Who is Required to Report?
- U.S. taxpayers are obliged under tax law to report global income. "United States Persons" who must report include:
- U.S. citizens or residents
- Domestic partnerships and corporations
- U.S. estates (excluding foreign ones)
- Trusts under U.S. jurisdiction
- Others not classified as "foreign persons".
"Foreign persons" encompass non-U.S. residents, foreign corporations, partnerships, trusts, estates, and others not identified as U.S. persons.
Risk of Non-Compliance
U.S. Persons with foreign assets may be subject to filling out multiple forms, including Form 3520, during a tax year. Mistakes or failure to comply can invite significant tax penalties.
Form 3520 Explained
Form 3520, titled “Annual Return to Report Transactions with Foreign Trusts and Receipt of Certain Foreign Gifts”, is crucial for U.S. Persons and those managing estates of deceased U.S. citizens. It is used to report:
- Transactions with foreign trusts

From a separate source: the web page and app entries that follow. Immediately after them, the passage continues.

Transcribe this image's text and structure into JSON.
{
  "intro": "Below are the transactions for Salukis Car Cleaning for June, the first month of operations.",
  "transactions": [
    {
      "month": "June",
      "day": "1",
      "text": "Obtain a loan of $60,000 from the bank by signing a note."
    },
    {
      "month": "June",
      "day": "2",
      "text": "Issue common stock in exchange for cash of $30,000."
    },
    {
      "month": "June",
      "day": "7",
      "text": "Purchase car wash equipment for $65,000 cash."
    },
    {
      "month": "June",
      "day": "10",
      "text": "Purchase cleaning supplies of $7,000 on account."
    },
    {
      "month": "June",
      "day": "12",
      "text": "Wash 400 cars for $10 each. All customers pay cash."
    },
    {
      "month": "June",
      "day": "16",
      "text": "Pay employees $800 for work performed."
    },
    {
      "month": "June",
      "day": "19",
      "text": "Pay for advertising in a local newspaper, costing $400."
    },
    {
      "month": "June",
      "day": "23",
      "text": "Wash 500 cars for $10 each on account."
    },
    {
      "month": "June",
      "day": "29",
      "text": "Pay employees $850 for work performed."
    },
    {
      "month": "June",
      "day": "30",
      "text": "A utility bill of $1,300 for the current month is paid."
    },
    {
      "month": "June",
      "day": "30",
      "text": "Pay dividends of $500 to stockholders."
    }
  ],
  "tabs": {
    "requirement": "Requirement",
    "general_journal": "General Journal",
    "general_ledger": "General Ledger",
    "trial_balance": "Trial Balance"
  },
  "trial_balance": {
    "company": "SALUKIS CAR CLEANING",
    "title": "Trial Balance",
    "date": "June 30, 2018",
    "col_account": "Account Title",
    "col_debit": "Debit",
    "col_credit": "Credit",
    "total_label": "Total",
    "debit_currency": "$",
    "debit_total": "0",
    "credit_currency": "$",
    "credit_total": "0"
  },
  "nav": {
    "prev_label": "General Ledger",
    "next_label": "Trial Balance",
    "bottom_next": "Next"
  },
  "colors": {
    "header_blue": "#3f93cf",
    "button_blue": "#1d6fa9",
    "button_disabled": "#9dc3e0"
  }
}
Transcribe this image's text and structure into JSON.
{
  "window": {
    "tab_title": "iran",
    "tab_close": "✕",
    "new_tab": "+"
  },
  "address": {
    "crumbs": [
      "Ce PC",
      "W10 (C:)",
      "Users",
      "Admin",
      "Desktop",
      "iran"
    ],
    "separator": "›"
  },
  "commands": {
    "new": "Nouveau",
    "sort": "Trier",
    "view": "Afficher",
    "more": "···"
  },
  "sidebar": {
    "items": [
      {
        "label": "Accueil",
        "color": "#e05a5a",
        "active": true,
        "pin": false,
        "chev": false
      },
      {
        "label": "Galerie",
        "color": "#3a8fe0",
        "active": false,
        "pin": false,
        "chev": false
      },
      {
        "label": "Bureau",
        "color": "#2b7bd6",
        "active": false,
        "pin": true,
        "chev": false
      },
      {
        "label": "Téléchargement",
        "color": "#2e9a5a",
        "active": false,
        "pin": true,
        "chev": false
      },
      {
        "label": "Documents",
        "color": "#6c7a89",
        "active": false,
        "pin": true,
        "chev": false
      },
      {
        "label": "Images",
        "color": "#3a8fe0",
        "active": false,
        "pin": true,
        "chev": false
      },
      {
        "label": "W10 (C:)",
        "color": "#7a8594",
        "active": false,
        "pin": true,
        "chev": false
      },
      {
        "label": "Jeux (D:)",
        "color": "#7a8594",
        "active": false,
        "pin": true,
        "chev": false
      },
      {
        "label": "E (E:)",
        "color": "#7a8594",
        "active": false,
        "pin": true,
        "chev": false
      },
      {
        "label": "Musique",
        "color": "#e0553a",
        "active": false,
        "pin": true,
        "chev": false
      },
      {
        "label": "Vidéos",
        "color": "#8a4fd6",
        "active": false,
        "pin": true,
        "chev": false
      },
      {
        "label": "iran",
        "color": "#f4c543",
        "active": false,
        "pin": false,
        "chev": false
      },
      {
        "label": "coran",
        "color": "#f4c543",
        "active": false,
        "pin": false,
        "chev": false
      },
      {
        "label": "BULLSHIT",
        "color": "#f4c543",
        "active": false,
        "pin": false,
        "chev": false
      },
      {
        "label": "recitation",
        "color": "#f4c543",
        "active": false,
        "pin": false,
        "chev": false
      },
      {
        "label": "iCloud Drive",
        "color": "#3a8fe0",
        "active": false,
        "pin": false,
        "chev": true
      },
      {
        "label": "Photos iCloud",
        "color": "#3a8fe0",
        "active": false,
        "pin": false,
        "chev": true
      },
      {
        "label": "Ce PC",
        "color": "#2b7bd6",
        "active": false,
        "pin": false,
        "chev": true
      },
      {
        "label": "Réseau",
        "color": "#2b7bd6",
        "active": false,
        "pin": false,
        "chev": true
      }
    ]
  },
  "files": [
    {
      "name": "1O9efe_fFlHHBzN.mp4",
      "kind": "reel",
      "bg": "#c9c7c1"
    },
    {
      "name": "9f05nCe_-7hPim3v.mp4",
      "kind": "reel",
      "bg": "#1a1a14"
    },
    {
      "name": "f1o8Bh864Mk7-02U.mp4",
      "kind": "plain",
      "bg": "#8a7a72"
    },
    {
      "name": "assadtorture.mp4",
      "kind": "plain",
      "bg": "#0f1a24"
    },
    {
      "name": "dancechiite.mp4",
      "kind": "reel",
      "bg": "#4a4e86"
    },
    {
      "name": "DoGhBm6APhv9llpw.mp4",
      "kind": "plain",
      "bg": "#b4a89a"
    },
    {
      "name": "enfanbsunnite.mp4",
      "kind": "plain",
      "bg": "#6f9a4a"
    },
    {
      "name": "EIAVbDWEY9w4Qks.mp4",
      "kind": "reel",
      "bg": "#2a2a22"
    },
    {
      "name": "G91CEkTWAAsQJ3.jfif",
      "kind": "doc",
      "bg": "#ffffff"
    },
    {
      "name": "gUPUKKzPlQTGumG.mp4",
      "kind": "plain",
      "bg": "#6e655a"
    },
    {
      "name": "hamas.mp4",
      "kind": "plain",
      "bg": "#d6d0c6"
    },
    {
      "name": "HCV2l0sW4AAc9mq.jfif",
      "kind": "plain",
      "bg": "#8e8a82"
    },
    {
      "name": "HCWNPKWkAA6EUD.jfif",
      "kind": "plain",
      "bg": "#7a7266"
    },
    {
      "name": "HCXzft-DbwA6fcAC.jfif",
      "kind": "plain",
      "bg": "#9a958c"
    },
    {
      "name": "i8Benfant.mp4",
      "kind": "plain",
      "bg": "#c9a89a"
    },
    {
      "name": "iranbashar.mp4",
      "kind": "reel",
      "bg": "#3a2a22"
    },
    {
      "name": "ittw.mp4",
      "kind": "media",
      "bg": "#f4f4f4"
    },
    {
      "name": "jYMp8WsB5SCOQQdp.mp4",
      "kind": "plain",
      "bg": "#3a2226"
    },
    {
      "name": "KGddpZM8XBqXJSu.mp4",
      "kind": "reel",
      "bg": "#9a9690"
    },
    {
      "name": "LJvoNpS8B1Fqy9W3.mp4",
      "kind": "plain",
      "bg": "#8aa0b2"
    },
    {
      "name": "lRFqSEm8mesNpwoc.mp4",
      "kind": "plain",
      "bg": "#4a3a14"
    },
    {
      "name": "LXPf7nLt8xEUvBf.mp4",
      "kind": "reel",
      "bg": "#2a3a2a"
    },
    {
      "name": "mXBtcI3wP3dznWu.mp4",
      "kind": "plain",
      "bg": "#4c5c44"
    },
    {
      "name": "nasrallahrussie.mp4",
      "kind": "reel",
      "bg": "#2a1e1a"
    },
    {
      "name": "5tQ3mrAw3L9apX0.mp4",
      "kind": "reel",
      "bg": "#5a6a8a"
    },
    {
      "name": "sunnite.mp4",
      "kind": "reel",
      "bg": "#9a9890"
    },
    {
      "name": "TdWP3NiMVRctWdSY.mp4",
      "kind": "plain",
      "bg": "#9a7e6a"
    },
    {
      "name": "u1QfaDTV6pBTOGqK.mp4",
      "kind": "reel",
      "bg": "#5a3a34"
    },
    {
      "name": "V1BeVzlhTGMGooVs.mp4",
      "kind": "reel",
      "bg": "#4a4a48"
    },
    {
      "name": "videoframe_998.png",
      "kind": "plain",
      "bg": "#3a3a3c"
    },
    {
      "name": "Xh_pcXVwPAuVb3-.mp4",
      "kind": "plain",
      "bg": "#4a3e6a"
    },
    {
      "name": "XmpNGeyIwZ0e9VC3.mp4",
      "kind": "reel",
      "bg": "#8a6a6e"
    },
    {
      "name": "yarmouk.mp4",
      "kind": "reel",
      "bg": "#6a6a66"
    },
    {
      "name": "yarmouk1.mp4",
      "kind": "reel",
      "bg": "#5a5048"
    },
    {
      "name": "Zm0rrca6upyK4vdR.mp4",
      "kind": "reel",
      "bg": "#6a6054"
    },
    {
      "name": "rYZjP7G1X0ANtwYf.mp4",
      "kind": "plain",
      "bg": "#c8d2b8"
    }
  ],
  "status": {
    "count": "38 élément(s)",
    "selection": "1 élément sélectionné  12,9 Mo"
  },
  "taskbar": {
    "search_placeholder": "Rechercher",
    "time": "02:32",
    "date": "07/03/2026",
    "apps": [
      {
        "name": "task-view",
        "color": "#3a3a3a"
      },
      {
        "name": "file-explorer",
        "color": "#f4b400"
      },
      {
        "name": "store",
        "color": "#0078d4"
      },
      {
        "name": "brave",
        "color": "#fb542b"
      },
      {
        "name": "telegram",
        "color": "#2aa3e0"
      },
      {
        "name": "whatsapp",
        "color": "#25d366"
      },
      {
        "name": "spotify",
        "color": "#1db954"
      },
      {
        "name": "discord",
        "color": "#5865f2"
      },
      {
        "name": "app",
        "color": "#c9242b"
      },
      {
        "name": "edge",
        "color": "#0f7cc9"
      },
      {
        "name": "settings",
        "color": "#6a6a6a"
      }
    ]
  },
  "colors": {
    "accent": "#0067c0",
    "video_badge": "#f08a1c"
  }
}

- Ownership of foreign trusts as outlined in specific tax rules
- Receipt of substantial gifts or bequests from certain foreign entities
Who Should File Form 3520?
Filing Form 3520 is mandatory if:
- Engaged in notable transactions with foreign trusts
- Ownership of a portion of foreign trust assets in the current tax year per specific tax rules
- Receipt of large gifts amounting to over $100,000 from foreign individuals or estates, or over $16,649 from foreign corporations or partnerships.
Form 3520 is typically due on April 15th but can be extended to October 15th if necessary. It must be meticulously completed to avoid being considered unfilled, which may result in tax penalties.
Consequences of Late or Erroneous Filing
Late or incorrect filing of Form 3520 can result in a tax penalty. Penalties begin at $10,000 or 35% of the reported amount, escalating if errors are not corrected promptly upon notification by the IRS.
Need Professional Assistance?
If foreign trusts or substantial foreign gifts are involved, it is prudent to seek professional assistance to navigate the intricate tax law. Engaging a proficient tax attorney in The Woodlands can be invaluable. For residents in Houston, consulting with a seasoned tax attorney in Houston is advisable for expert help with taxes and to mitigate risks associated with tax evasion. With the experienced guidance of tax lawyers from The Wilson Firm, you can adeptly handle offshore voluntary disclosures, understanding and complying with the nuanced requirements of Form 3520, thereby avoiding potential pitfalls and penalties.